Nurph takes a Twitter account and build a chat room onto the side. The idea is that Twitter users can create adhoc chat rooms for their followers to discuss matters in real time, while still maintaining their Twitter branding and profile information.
Nurph doesn’t require you to sign up and create a profile, instead opting to just use Twitter information to setup a new channel. By simply heading to Nurph’s website, you’re presented by a large text field in which you can type in a topic to start chatting about.
Unfortunately, this wasn’t what I expected. I was expecting to just type any topic in and have it work with hashtags, but it’s instead focused much more on users. If you go ahead and type in webappstorm, you’ll be presented with the chat room for the Web.AppStorm Twitter account. However, should you type in a hashtag, it simply won’t work.
When you do get your Twitter channel setup, you can start chatting. Nurph will even tweet you to tell you your channel is live and share a link that you can retweet to your followers. Once you’ve got your link and start chatting, everything’s setup and working, allowing you to commence discussion.
Nurph has a very simple interface, somewhat like the older Twitter designs. The top bar has only two functions, allowing you to sign in/out of your Twitter account (since no Nurph-specific account is required) and to type in a new channel to visit.
Below that is your chat room, split into three columns. The first is very Twitter-oriented, showing your profile picture and a stream of your tweets pulled in from the social network. The second holds your actual public chat room, organised by time, listing all the updates posted to it. The final column pulls in your Twitter profile description and a list of who’s in the current chat room.
Additionally, the background of the chat room will be the associated user’s Twitter background. This is a great bonus as you won’t need to specifically brand your chat room to be united with your other web properties.
Nurph is a surprisingly simple and straightforward application that’s connection to Twitter is great. The chat room itself works just as you’d expect and is little different to most other basic services.
Each of your messages in the chat room is just text, although links will be parsed and @replies will be linked to their respective Twitter account. That means there aren’t any inline images or videos, not even any smilies, which is a disappointment. Nurph is positioned like a superior alternative to group chat on Twitter so I feel like it should at least feature inline media as the social network does.
I mentioned before that Nurph chat rooms are based on Twitter accounts, but not hashtags. However, Nurph does still work with hashtags by publishing your chat room posts to Twitter, attached to a hashtag of the chat room’s name. This is nice since it allows you to keep the conversation available from within Twitter, but there are faults. I’d like to be able to choose a custom hashtag to attach tweets sent from my channel with and also to select which ones I wish to be sent out from Twitter and which ones I’d prefer to keep in Nurph. The latter feature especially is a significant omission.
Although it does have it’s faults, Nurph is a good app. It’s simple and straightforward, both in it’s functionality and interface. There’s much to praise about it, especially it’s connection to Twitter which allows it to be easily united with your virtual identity (through the branding elements like your profile image and background). The concept is great, but I can’t honestly see myself using it in the future.

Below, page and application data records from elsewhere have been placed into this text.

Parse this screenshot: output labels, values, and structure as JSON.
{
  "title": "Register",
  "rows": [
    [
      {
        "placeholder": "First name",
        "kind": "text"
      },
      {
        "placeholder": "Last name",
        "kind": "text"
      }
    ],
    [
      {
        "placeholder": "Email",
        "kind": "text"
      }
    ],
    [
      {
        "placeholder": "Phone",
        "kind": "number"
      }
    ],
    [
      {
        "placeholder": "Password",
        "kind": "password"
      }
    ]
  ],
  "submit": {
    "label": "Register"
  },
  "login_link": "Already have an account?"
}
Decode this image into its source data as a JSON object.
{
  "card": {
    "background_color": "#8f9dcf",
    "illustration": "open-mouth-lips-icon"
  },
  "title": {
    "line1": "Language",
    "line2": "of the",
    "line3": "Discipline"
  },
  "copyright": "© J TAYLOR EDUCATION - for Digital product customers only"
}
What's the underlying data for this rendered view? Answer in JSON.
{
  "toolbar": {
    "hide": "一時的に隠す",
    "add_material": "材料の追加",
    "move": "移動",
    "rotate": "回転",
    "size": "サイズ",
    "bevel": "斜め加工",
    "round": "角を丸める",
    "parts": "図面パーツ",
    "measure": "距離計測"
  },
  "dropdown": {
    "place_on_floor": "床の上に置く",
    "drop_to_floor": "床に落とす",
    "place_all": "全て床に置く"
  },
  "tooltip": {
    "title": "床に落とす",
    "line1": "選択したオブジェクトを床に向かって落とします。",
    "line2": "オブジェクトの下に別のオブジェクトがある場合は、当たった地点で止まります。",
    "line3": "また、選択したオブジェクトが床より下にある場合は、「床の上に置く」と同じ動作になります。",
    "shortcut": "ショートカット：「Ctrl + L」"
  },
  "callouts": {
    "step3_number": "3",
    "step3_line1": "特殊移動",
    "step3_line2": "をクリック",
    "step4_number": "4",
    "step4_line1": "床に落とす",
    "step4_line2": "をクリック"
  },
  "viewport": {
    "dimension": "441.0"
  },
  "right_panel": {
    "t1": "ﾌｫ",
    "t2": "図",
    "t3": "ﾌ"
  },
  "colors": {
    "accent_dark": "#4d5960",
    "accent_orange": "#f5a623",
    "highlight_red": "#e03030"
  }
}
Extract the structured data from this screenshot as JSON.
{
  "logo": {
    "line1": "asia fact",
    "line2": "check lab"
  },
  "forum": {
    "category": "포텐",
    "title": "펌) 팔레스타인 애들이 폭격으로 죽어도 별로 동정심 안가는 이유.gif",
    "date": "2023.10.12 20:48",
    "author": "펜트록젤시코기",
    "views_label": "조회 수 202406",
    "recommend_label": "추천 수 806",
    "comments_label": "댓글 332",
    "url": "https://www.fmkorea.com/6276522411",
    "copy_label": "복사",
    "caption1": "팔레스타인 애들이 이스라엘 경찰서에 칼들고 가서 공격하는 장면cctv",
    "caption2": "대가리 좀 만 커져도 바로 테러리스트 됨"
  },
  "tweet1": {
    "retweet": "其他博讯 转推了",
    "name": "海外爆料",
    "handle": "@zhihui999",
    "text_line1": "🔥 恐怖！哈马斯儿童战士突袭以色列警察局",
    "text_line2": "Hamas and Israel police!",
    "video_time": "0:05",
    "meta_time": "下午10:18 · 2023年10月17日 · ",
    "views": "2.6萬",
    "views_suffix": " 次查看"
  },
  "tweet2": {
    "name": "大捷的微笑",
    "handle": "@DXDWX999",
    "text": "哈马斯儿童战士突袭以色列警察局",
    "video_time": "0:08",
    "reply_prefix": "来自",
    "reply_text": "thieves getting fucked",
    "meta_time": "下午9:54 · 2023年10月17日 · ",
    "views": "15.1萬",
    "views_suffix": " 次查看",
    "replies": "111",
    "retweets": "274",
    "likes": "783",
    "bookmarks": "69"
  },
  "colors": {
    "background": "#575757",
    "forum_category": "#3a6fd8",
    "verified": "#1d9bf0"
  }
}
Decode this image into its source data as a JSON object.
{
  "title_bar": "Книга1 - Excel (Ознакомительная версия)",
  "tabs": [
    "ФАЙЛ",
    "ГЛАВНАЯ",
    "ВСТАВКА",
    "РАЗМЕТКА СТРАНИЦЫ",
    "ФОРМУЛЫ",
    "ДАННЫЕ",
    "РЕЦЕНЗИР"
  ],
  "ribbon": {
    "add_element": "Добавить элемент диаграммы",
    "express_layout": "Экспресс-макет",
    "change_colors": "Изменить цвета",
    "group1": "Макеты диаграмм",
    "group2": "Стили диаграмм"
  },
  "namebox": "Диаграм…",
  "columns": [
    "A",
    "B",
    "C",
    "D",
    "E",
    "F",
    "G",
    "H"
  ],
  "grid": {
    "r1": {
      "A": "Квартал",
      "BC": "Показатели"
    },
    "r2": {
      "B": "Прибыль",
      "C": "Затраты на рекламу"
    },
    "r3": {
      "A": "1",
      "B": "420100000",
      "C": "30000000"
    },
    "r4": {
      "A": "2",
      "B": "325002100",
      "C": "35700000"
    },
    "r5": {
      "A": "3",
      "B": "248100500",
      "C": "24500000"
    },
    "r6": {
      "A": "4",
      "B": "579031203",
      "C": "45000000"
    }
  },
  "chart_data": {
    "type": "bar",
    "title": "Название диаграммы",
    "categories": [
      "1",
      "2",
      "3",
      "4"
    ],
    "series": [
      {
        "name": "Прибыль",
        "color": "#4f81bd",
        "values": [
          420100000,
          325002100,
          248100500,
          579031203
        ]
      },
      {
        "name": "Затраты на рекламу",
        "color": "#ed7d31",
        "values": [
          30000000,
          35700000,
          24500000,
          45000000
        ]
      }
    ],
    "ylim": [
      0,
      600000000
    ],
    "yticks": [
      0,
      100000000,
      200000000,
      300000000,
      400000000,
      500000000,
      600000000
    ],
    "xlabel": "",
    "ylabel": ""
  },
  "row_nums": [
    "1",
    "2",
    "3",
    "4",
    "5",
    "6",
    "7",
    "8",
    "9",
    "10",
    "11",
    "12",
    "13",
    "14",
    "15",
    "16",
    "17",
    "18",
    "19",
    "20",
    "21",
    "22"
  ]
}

The biggest flaw I see is that each chat channel is based on a twitter account, and not a hashtag. For example, if I were wanting to collect some feedback on a redesign, I could see myself using the service to create an ad hoc channel for a hashtag like #mysiteredesign since it can easily be disposed of later. However, I don’t feel like having a single chat room associated with a twitter account really fits anything I need.
Nonetheless, the service does what you’d expect in a simple, straightforward way, which is commendable. I simply can’t see if fitting a purpose myself, but it might do for you.